→ **Task**
For the data below, work out how many lines include the string "endereços" and report only the number.

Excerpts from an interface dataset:
- Opening Delimiter -

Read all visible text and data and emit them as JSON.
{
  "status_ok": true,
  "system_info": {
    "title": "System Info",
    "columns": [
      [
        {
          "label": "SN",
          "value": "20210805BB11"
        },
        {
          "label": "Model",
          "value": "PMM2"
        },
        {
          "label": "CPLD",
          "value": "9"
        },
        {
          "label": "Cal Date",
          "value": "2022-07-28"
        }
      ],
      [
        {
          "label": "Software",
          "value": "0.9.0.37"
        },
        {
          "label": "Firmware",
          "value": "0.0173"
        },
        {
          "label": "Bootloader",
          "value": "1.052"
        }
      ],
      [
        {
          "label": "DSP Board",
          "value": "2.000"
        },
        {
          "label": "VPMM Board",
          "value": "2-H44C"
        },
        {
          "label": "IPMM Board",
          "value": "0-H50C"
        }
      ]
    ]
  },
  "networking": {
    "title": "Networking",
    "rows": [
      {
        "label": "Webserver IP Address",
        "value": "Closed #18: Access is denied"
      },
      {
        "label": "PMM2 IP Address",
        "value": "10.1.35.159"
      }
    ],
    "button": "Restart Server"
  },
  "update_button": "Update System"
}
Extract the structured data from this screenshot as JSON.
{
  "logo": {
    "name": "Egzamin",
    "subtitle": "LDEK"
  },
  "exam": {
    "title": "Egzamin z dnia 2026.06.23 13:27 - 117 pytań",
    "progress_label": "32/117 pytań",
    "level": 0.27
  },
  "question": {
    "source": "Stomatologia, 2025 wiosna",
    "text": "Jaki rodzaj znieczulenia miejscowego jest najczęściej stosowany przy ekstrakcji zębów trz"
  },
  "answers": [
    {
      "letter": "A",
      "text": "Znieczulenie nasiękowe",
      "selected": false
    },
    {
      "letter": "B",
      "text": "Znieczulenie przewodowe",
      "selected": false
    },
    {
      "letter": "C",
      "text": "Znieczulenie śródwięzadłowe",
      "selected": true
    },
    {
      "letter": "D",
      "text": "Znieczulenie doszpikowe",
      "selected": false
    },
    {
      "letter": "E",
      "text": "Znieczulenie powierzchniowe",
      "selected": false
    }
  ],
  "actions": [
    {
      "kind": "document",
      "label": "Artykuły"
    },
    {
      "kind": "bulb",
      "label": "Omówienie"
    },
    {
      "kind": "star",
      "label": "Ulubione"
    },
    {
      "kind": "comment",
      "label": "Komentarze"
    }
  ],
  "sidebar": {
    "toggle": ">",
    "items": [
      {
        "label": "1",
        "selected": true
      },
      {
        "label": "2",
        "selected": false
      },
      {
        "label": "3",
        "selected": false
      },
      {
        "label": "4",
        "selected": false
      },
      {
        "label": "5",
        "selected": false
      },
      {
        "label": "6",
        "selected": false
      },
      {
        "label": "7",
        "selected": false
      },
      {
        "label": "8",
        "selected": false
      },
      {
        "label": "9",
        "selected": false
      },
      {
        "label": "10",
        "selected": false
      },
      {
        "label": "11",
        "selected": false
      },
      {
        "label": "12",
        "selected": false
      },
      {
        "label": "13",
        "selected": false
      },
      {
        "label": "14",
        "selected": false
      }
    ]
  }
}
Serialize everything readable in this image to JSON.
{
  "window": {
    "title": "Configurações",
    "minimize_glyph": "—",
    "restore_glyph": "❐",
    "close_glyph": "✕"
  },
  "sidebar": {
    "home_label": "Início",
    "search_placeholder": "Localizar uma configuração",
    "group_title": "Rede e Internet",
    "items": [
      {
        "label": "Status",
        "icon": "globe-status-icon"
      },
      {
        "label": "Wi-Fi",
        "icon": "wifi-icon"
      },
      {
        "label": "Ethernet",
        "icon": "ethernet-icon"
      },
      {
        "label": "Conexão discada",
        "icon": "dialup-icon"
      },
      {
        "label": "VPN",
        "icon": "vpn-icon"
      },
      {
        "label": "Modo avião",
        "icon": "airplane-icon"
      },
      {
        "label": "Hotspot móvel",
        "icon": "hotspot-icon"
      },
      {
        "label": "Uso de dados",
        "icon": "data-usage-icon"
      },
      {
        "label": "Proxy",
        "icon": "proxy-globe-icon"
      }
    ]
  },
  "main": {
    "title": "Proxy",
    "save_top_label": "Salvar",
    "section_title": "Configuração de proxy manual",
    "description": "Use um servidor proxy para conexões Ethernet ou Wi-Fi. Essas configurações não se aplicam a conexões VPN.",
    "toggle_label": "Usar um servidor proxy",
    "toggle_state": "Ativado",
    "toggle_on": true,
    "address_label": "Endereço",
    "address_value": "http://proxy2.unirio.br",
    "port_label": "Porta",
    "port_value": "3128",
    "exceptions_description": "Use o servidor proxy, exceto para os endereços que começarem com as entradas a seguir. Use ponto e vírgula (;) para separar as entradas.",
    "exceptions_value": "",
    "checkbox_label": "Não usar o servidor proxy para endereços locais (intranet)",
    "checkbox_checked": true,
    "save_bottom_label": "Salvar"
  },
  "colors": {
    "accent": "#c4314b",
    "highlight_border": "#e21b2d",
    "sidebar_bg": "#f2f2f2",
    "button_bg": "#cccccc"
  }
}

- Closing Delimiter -

→ **Answer to the problem**
2